An ancient Milton Keynes gallery will cover everything from Stone Age and Roman times through to this area’s role during the Wars of the Roses and Civil War. Crucially, it will also see key archaeological finds returned to Milton Keynes where local people can see and enjoy them.
Alongside will sit a second large gallery telling the story of how a corner of North Buckinghamshire was planned to become the UK’s most ambitious new city, and of the people, organisations and events that have been a part of Milton Keynes’ first 50 years including special exhibits featuring some of Milton Keynes’ biggest success stories: Marshall Amplification, Red Bull Racing and The Open University.
Originally founded in 1973 by a group of local people, the museum went from strength to strength until it burnt down in 1996 destroying the museum’s grade II Listed threshing barn and cowshed, both built in the 1850s, and two smaller buildings. Many agricultural implements, stationary engines, cameras, radios and domestic items were severely damaged or destroyed. The Museum was rebuilt and we are now delighted to be adding to its legacy with this fantastic new extension.

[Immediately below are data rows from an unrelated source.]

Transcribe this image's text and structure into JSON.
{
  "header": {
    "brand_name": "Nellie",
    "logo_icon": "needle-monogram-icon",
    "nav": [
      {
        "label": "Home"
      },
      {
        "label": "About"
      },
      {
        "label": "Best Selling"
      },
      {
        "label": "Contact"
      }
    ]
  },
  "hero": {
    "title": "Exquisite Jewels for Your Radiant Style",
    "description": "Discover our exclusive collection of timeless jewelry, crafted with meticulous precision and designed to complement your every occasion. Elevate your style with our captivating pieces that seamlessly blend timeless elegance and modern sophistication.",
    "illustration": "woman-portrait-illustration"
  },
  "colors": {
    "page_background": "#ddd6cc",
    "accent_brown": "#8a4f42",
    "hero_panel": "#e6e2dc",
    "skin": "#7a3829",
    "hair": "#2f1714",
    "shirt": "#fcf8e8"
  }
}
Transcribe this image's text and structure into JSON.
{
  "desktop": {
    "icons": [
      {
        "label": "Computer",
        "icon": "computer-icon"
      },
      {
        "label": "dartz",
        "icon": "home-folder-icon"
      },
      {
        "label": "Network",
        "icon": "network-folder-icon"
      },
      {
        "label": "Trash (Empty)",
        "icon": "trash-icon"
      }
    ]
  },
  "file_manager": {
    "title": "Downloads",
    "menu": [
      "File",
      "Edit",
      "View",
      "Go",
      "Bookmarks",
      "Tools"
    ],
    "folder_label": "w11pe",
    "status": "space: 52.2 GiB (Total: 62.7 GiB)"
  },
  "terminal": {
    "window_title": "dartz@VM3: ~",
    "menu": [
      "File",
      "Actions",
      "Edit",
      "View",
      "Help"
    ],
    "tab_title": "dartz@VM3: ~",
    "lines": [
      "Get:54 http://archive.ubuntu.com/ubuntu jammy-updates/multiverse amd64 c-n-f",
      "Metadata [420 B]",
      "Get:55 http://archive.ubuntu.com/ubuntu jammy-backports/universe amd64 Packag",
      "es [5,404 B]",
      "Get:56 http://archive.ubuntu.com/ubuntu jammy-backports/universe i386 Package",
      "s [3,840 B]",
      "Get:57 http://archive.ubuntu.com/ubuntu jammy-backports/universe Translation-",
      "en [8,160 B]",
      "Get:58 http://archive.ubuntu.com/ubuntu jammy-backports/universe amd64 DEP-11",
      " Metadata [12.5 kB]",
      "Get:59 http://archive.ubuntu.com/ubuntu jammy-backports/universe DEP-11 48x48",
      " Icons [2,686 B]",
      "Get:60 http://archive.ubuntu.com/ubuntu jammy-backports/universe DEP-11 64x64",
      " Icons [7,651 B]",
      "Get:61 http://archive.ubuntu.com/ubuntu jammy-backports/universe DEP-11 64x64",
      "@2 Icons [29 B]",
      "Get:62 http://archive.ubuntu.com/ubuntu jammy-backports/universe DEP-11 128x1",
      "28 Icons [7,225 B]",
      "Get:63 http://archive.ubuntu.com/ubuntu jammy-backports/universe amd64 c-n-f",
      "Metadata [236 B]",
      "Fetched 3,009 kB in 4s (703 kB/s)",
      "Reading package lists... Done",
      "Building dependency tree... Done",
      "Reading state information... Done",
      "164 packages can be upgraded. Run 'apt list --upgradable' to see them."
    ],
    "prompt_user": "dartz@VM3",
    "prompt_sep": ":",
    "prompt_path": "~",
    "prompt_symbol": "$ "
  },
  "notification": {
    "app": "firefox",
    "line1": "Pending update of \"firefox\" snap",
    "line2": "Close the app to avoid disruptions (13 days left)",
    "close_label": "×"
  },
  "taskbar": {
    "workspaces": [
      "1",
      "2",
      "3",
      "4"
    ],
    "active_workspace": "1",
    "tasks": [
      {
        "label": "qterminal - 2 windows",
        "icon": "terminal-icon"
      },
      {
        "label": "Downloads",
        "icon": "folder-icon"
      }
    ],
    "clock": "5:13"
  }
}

Museum Director Bill Griffiths: “Our aims are as ambitious ever: to create a fantastic museum of which the people of Milton Keynes can be proud, which draws in people from all over the UK and allows us to bring home the unique archaeology of this area.
“We are immensely grateful to Milton Keynes Council for its continuing support and to local people who are visiting in ever greater numbers. This is their museum and we are committed to retaining what they love about what is already here.”
Peter Owen, managing director at Willmott Dixon said: “This is a really exciting project for Milton Keynes as the two galleries will act as a real showcase for the city’s heritage, telling its story to the local community and those visiting from further afield. This project will have a real lasting legacy in the city and we are very proud to be a part of it.”
Chantry House, High Street, Coleshill, Birmingham